- Luke Drury, Emeritus Professor of Astrophysics, Dublin Institute for Advanced Studies, and former President, Royal Irish Academy
- Martin Eve, Professor of Literature, Technology and Publishing, Birkbeck, University of London
- Sari Hanafi, Professor of Sociology, American University of Beirut; President, International Sociological Association
- Mary Lee Kennedy, Executive Director, Association of Research Libraries, USA
- Nathalie Lemarchand, Professor of Geography, University Paris 8; Vice-President, International Geographical Union
- Anna Mauranen, Professor of English Philology, University of Helsinki; President, Finnish Academy of Science and Letters
- Ravi Murugesan, Associate, INASP
- Joseph Mwelwa, JointMindsConsult, Botswana
- François Robida, French Geological Survey (BRGM) and International Union of Geological Science Commission for the Management and Application of Geoscience Data
- Peter Strickland, Executive Managing Editor, International Union of Crystallography
- Paul Uhlir, Consultant on Information Policy and Management
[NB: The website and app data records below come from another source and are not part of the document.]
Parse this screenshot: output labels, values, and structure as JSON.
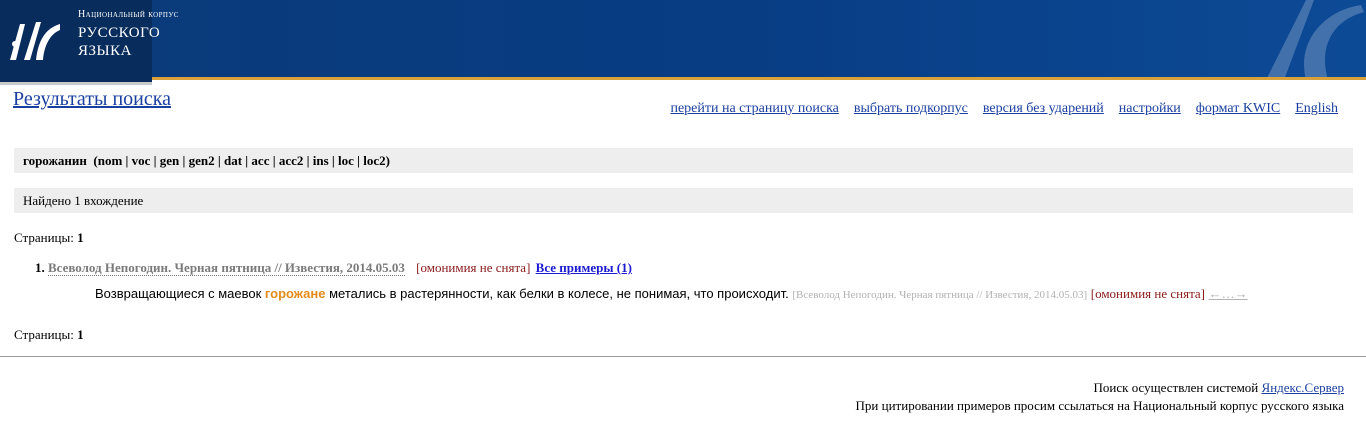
{
  "header": {
    "logo_line1": "Национальный корпус",
    "logo_line2": "РУССКОГО",
    "logo_line3": "ЯЗЫКА",
    "colors": {
      "background": "#083d84",
      "accent_strip": "#d9a13a"
    },
    "icon": "corpus-logo-icon"
  },
  "title": "Результаты поиска",
  "nav": [
    {
      "label": "перейти на страницу поиска"
    },
    {
      "label": "выбрать подкорпус"
    },
    {
      "label": "версия без ударений"
    },
    {
      "label": "настройки"
    },
    {
      "label": "формат KWIC"
    },
    {
      "label": "English"
    }
  ],
  "query": {
    "word": "горожанин",
    "grammar": "(nom | voc | gen | gen2 | dat | acc | acc2 | ins | loc | loc2)"
  },
  "found_text": "Найдено 1 вхождение",
  "pages_label": "Страницы:",
  "pages_value": "1",
  "result": {
    "number": "1.",
    "doc_title": "Всеволод Непогодин. Черная пятница // Известия, 2014.05.03",
    "homonymy": "[омонимия не снята]",
    "all_examples": "Все примеры (1)",
    "example_before": "Возвращающиеся с маевок ",
    "example_hit": "горожане",
    "example_after": " метались в растерянности, как белки в колесе, не понимая, что происходит. ",
    "source_ref": "[Всеволод Непогодин. Черная пятница // Известия, 2014.05.03]",
    "homonymy2": "[омонимия не снята]",
    "expand": "←…→",
    "colors": {
      "hit": "#e38c1c",
      "homonymy": "#8b1a1a",
      "muted": "#b2b2b2"
    }
  },
  "footer": {
    "line1_text": "Поиск осуществлен системой ",
    "line1_link": "Яндекс.Сервер",
    "line2": "При цитировании примеров просим ссылаться на Национальный корпус русского языка"
  }
}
- Zhang Xiaolin, Chinese Academy of Science, China.
This Group reviewed the report in mid-2020 and provided feedback to the ISC Governing Board.
- Pearl Dykstra (Chair), Director of Research of the Department of Public Administration and Sociology at the Erasmus University Rotterdam
- Hazami Habib, Chief Executive Officer, Academy of Sciences Malaysia
- Molapo Qhobela, Chief Executive Officer, National Research Foundation, South Africa
- Peter Suber, Director of the Harvard Office for Scholarly Communication, Director of the Harvard Open Access Project (Berkman Klein Center), and Senior Researcher, Berkman Klein Center
- Sally Wyatt, Professor of Digital Cultures, Technology & Society Studies, Maastricht University